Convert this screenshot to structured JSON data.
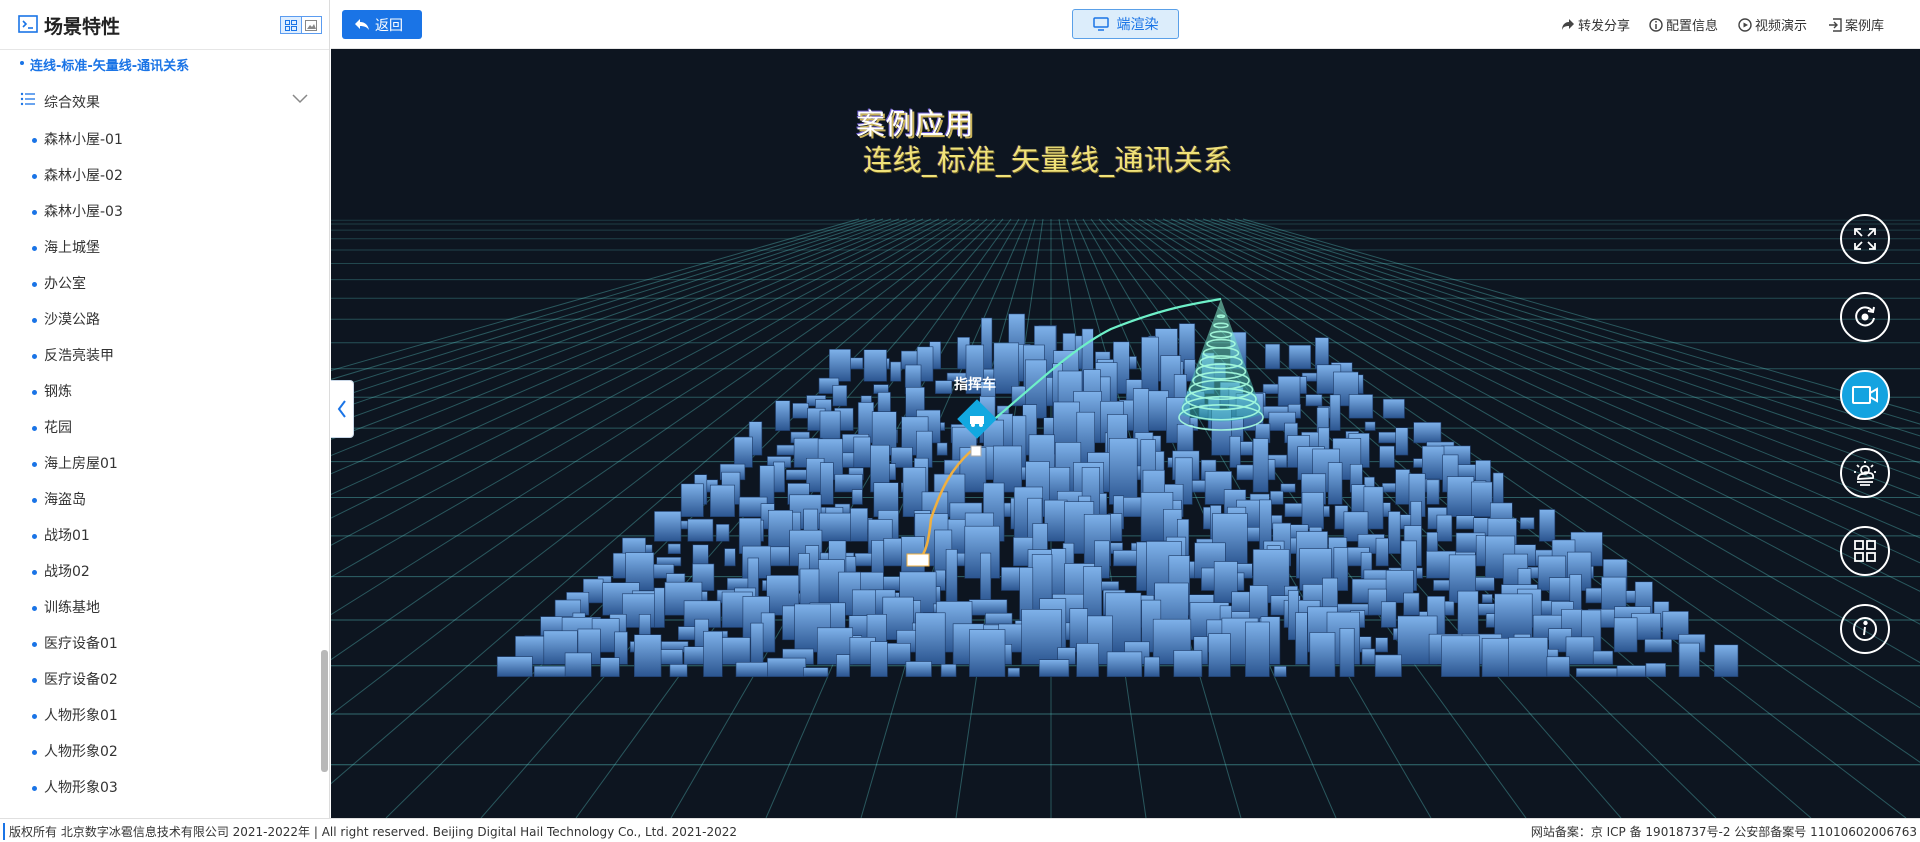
{
  "sidebar": {
    "title": "场景特性",
    "current_item": "连线-标准-矢量线-通讯关系",
    "group_label": "综合效果",
    "items": [
      "森林小屋-01",
      "森林小屋-02",
      "森林小屋-03",
      "海上城堡",
      "办公室",
      "沙漠公路",
      "反浩亮装甲",
      "钢炼",
      "花园",
      "海上房屋01",
      "海盗岛",
      "战场01",
      "战场02",
      "训练基地",
      "医疗设备01",
      "医疗设备02",
      "人物形象01",
      "人物形象02",
      "人物形象03"
    ]
  },
  "topbar": {
    "back_label": "返回",
    "render_label": "端渲染",
    "actions": [
      {
        "label": "转发分享",
        "icon": "share-icon"
      },
      {
        "label": "配置信息",
        "icon": "info-icon"
      },
      {
        "label": "视频演示",
        "icon": "play-icon"
      },
      {
        "label": "案例库",
        "icon": "exit-icon"
      }
    ]
  },
  "scene": {
    "title_line1": "案例应用",
    "title_line2": "连线_标准_矢量线_通讯关系",
    "vehicle_label": "指挥车"
  },
  "controls": [
    {
      "name": "fullscreen-icon",
      "active": false
    },
    {
      "name": "rotate-icon",
      "active": false
    },
    {
      "name": "video-camera-icon",
      "active": true
    },
    {
      "name": "weather-icon",
      "active": false
    },
    {
      "name": "grid-apps-icon",
      "active": false
    },
    {
      "name": "info-circle-icon",
      "active": false
    }
  ],
  "footer": {
    "left": "版权所有 北京数字冰雹信息技术有限公司 2021-2022年 | All right reserved. Beijing Digital Hail Technology Co., Ltd. 2021-2022",
    "right": "网站备案：京 ICP 备 19018737号-2 公安部备案号 11010602006763"
  },
  "colors": {
    "accent": "#1a74e6",
    "viewport_bg": "#0d1520",
    "signal_line": "#6ef0c8",
    "ground_path": "#f0b040",
    "active_control": "#14a3e0"
  }
}
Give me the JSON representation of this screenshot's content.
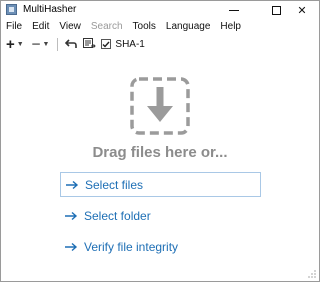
{
  "window": {
    "title": "MultiHasher",
    "controls": {
      "minimize_icon": "minimize-icon",
      "maximize_icon": "maximize-icon",
      "close_symbol": "✕"
    }
  },
  "menubar": {
    "items": [
      {
        "label": "File",
        "enabled": true
      },
      {
        "label": "Edit",
        "enabled": true
      },
      {
        "label": "View",
        "enabled": true
      },
      {
        "label": "Search",
        "enabled": false
      },
      {
        "label": "Tools",
        "enabled": true
      },
      {
        "label": "Language",
        "enabled": true
      },
      {
        "label": "Help",
        "enabled": true
      }
    ]
  },
  "toolbar": {
    "add_icon": "plus-icon",
    "remove_icon": "minus-icon",
    "back_icon": "undo-arrow-icon",
    "hash_list_icon": "hash-list-icon",
    "algorithm": {
      "label": "SHA-1",
      "checked": true
    }
  },
  "dropzone": {
    "icon": "download-arrow-icon",
    "text": "Drag files here or..."
  },
  "actions": [
    {
      "label": "Select files",
      "icon": "arrow-right-icon",
      "focused": true
    },
    {
      "label": "Select folder",
      "icon": "arrow-right-icon",
      "focused": false
    },
    {
      "label": "Verify file integrity",
      "icon": "arrow-right-icon",
      "focused": false
    }
  ],
  "colors": {
    "link": "#1e6fb5",
    "placeholder_text": "#8c8c8c",
    "disabled_menu": "#9a9a9a",
    "focus_border": "#a9c8e6"
  }
}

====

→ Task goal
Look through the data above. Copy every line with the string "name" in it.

→ Solved problem
      "name": "fullscreen-icon",
      "name": "rotate-icon",
      "name": "video-camera-icon",
      "name": "weather-icon",
      "name": "grid-apps-icon",
      "name": "info-circle-icon",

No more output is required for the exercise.